→ Task details
Each line of the entries that contains the word "Sunday" adds one. Reply with the resulting number only.

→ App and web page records

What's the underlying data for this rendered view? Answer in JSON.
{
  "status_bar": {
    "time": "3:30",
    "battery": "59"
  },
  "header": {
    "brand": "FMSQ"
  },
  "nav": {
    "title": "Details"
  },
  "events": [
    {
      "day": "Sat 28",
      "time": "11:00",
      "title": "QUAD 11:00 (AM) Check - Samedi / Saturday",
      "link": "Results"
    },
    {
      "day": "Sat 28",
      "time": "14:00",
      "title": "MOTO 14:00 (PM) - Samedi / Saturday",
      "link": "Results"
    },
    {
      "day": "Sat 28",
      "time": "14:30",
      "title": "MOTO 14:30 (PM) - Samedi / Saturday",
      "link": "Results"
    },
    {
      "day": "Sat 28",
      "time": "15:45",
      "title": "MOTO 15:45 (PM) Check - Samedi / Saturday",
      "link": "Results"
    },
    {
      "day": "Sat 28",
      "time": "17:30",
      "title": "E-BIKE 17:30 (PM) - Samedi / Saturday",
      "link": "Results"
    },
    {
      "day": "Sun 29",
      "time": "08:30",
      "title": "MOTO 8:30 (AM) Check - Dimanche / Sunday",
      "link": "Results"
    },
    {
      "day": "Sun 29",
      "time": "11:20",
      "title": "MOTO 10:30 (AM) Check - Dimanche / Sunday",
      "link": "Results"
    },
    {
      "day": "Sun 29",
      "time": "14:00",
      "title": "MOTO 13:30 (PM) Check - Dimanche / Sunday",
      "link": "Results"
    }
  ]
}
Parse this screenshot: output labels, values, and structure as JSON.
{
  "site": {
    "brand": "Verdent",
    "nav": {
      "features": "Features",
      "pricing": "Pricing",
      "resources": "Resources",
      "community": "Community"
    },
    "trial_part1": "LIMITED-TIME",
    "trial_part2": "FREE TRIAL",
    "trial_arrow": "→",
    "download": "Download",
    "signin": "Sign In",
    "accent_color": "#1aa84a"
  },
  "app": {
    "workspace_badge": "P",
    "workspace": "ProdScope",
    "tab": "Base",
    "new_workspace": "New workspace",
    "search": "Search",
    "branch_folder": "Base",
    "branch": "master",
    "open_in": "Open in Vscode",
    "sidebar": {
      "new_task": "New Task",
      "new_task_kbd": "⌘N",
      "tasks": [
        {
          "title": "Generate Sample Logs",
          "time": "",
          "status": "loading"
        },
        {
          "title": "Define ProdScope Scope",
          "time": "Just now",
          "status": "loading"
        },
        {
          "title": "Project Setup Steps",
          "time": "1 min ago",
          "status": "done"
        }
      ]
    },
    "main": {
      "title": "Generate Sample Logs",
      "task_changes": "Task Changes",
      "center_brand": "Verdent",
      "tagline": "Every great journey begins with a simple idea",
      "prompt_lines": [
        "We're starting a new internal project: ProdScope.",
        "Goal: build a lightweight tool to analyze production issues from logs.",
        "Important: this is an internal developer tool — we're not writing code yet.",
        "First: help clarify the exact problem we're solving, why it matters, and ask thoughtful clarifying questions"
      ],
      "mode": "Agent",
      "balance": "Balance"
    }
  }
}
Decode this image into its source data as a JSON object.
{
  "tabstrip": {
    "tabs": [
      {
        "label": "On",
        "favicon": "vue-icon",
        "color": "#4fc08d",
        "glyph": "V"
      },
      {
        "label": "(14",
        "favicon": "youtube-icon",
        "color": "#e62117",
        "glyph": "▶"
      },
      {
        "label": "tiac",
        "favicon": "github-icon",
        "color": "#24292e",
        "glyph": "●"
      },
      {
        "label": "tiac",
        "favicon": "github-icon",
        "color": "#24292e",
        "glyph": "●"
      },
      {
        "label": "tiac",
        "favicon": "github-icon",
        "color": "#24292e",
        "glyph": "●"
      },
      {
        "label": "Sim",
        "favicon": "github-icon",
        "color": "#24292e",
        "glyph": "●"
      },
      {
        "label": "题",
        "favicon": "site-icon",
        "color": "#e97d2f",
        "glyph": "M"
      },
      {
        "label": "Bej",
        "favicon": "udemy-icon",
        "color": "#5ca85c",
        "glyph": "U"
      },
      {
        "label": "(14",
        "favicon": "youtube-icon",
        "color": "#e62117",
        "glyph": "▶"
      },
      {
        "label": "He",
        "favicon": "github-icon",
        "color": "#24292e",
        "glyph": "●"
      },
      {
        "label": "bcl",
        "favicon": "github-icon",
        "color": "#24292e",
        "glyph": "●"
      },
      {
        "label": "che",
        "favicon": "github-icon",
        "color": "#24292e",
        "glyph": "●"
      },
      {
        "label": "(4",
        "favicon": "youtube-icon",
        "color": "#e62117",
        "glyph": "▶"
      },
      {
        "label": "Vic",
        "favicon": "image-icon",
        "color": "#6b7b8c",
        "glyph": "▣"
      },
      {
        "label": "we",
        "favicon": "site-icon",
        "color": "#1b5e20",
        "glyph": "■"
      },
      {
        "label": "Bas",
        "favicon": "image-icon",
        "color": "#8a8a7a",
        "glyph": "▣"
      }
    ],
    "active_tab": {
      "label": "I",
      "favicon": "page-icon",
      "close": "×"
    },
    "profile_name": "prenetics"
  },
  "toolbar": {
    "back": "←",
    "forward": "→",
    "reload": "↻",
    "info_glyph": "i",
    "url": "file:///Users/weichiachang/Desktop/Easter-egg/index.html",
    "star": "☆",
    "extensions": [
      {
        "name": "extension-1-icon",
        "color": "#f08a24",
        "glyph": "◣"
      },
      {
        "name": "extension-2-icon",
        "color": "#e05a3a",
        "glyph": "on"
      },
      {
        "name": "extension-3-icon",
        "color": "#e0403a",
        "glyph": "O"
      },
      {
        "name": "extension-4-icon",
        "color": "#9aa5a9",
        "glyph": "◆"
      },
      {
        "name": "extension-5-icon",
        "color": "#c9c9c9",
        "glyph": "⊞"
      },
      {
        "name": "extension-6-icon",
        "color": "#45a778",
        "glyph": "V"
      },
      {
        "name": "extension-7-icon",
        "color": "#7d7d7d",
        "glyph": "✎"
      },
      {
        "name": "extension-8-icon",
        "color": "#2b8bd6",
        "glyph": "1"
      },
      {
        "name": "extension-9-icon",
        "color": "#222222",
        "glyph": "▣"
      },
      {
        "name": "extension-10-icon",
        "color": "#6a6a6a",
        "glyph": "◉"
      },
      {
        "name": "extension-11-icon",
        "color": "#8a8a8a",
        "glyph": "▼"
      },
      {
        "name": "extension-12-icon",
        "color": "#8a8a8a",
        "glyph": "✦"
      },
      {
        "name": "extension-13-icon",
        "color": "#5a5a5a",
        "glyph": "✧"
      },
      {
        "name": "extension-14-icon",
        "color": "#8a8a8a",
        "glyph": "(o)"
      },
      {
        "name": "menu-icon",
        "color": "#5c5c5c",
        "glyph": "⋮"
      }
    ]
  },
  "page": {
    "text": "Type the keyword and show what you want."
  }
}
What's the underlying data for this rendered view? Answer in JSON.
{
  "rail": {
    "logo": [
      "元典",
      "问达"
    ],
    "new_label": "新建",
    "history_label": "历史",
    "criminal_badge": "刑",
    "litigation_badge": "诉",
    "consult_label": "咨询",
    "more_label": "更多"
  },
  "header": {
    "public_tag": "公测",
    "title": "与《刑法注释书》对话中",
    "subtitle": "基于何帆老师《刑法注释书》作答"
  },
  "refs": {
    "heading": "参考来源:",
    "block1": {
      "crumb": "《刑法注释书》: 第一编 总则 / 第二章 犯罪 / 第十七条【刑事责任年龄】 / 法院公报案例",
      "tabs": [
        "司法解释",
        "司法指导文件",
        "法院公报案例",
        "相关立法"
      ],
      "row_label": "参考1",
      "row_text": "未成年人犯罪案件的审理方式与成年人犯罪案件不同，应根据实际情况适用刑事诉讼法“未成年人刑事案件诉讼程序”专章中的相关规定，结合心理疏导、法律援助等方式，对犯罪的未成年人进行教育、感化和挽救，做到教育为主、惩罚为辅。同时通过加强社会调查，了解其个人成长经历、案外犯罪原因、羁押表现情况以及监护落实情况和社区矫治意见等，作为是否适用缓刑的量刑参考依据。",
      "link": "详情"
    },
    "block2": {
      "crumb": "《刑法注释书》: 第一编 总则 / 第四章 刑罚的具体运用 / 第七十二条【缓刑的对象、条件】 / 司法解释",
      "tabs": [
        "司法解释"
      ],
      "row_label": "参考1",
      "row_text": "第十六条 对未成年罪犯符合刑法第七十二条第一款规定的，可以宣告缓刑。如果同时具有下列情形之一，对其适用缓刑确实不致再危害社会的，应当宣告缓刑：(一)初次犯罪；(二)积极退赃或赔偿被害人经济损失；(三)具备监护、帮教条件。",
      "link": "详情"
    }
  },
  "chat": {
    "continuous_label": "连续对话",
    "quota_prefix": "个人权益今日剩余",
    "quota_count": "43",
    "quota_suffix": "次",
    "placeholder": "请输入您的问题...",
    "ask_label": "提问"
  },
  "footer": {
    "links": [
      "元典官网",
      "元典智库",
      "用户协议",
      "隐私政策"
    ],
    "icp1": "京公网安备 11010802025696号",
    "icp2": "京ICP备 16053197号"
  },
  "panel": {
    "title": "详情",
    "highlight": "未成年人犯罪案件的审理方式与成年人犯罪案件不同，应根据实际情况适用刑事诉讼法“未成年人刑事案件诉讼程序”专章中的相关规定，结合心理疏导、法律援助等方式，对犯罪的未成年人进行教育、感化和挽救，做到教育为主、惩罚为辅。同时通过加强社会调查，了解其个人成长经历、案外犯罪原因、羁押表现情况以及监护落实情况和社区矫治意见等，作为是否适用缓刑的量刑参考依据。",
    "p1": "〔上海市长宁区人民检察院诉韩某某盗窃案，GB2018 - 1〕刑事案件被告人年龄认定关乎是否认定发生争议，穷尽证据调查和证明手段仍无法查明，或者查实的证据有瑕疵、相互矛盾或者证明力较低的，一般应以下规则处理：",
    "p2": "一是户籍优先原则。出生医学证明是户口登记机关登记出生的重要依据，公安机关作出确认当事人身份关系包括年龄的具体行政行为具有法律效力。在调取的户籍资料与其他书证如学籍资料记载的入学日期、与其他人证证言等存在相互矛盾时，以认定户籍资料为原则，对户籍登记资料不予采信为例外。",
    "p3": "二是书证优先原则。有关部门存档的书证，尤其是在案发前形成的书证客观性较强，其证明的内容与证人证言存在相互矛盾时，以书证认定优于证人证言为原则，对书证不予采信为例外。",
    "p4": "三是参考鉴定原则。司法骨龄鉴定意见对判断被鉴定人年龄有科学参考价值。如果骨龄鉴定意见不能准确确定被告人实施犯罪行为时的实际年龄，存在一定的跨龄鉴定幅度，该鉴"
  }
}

→ Result for this task
3